_What to do_
A single number is required: the count of lines in the following entries that include the word "points".

(Items from an interface collection)

•••••

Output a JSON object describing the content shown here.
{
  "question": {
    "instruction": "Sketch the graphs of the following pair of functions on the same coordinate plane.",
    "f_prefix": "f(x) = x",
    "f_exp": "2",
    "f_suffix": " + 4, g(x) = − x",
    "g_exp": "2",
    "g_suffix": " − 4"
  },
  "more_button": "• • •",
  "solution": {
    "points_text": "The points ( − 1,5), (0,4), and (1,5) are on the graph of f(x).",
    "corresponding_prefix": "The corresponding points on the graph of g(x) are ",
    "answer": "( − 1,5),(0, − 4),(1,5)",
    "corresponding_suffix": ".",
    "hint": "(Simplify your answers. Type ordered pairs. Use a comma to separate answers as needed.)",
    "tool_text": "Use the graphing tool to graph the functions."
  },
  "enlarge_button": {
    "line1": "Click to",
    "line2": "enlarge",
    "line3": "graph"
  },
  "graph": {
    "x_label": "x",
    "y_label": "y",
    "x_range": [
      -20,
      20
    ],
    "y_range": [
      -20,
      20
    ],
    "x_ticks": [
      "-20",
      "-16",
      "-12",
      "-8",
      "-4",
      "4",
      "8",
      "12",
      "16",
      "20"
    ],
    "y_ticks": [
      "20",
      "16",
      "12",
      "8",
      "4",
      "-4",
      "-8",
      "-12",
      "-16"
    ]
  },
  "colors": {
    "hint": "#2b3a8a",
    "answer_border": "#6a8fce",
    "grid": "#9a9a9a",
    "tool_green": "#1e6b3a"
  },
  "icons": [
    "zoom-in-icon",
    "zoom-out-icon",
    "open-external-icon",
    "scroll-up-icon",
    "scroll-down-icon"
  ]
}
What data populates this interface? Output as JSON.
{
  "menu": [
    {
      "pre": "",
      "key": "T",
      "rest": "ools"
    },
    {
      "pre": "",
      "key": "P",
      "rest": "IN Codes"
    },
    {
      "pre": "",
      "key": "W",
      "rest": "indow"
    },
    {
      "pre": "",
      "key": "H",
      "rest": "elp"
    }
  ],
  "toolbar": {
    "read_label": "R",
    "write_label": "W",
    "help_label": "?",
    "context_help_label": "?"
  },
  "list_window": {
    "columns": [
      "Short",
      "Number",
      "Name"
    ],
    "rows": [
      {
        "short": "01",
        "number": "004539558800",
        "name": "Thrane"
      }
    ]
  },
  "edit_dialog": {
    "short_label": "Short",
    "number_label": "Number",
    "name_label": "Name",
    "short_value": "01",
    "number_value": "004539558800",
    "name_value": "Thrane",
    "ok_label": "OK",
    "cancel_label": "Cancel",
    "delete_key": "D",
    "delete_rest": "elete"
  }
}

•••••

_Exercise solution_
2